The Last Shortbread Recipe You’ll Ever Need
simply the greatest shortbread I’ve ever tasted
There are a few recipes every good home cook should have in his arsenal. Shortbread is one of them. It’s infinitely adaptable–try adding a few fragrant lavender buds or thyme for a sophisticated hostess gift. A shower of sprinkles over top, and you’ll have a cookie that will delight the finickiest of toddlers. And of course, a bit of lemon zest or a quick dip in ganache is always a crowd-pleasing classic. However way you slice it, shortbread might just be the easiest, most versatile cookie you can make.
Last summer, when my husband and I took a quick trip to Chicago, we enjoyed a meal at Mado. (Click here to see our photos from the meal.) When we spooned up the last bite of porchetta and looked over the dessert menu, two Chicagoans we’d been chatting with throughout our meal steered me towards the shortbread.
“I know what you’re thinking–it’s shortbread. But you’ve gotta trust me,” she said.
And I did. What came was unlike any shortbread I’d ever eaten–so delicate, so crumbly, the first piece broke it half as I lifted it off the plate. The cookie dissolved on my tongue, leaving just the pure, sweet finish of good butter.
tender, buttery shortbread
It was apparent to me, given the uncommonly tender texture, that there was a good amount of cornstarch or rice flour in the recipe. Yet, as much as I wanted the secret to this shortbread, I feel too embarrassed to ask for restaurant recipes. (I’m sure restaurants painstakingly develop their recipes to profit from, not to give away–though I do know some restaurants are very generous and will give you a recipe if you ask for it.) For the past year, I’ve thought about the Mado shortbread often, but for whatever reason, never tried to recreate it at home. I thought it a treat to be savored the next time we were in Chicago.
a second batch of shortbread made with vanilla and a little cardamom
But yesterday, a new neighbor (a recent Chicago transplant), sent me an email with a link to the Mado shortbread recipe, published in Time Out Chicago.
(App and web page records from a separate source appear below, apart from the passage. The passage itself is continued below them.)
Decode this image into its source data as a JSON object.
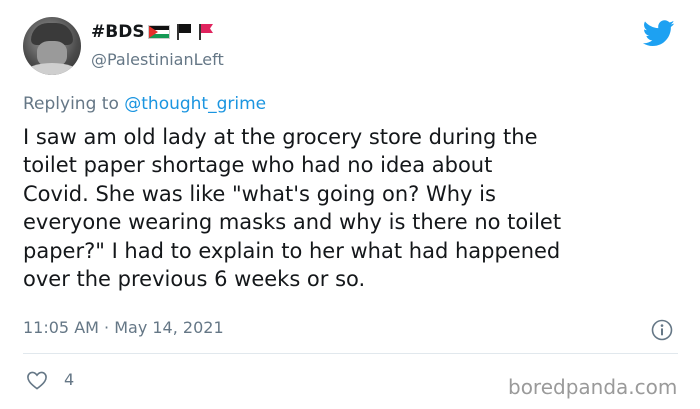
{
  "user": {
    "display_name": "#BDS",
    "handle": "@PalestinianLeft",
    "flags": [
      "palestine-flag-icon",
      "black-flag-icon",
      "red-flag-icon"
    ]
  },
  "reply": {
    "prefix": "Replying to",
    "mention": "@thought_grime"
  },
  "tweet": {
    "lines": [
      "I saw am old lady at the grocery store during the",
      "toilet paper shortage who had no idea about",
      "Covid. She was like \"what's going on? Why is",
      "everyone wearing masks and why is there no toilet",
      "paper?\" I had to explain to her what had happened",
      "over the previous 6 weeks or so."
    ],
    "timestamp": "11:05 AM · May 14, 2021"
  },
  "actions": {
    "likes": "4"
  },
  "watermark": "boredpanda.com",
  "colors": {
    "twitter_blue": "#1da1f2",
    "muted_text": "#657786",
    "mention": "#1b95e0"
  }
}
I had mentioned earlier in the day how incredible that cookie was. I didn’t know a published recipe existed.
After reading the recipe, I made a few minor adjustments–a little more salt, a little more cornstarch, and a lower baking temperature so the shortbread remains as pristine white as I remember it being at the restaurant. I’ve also scaled the recipe down slightly so it uses one pound of butter, as opposed to the 39 tablespoons the original recipe calls for.
Enjoy–a warning: these are incredibly addictive!
Ultra-Tender Shortbread, inspired by Mado’s delicious shortbread recipe1 lb. unsalted butter, softened until it resembles clotted cream 1 1/2 tsp kosher salt 2/3 cup granulated sugar (plus about 1/4 cup more sugar for sprinkling) 4 cups all-purpose flour
1 cup + 3 tbsp cornstarch
Preheat the oven to 325 degrees. Line a sheet pan with parchment, and grease generously with butter or oil.
In a stand-mixer, combine the softened butter, salt, and sugar. Whip on medium speed for 5-6 minutes, until the butter becomes pale and white, and increases in volume. On low-speed, mix in the flour and cornstarch.
Pat the dough evenly into the sheet pan. Bake for approximately 30 minutes, until the edges just begin to color. (The shortbread itself should remain white in color.)Refrigerate the pan of shortbread for an hour until cool. Slice into squares and serve.
Posted: April 7th, 2010 under Uncategorized.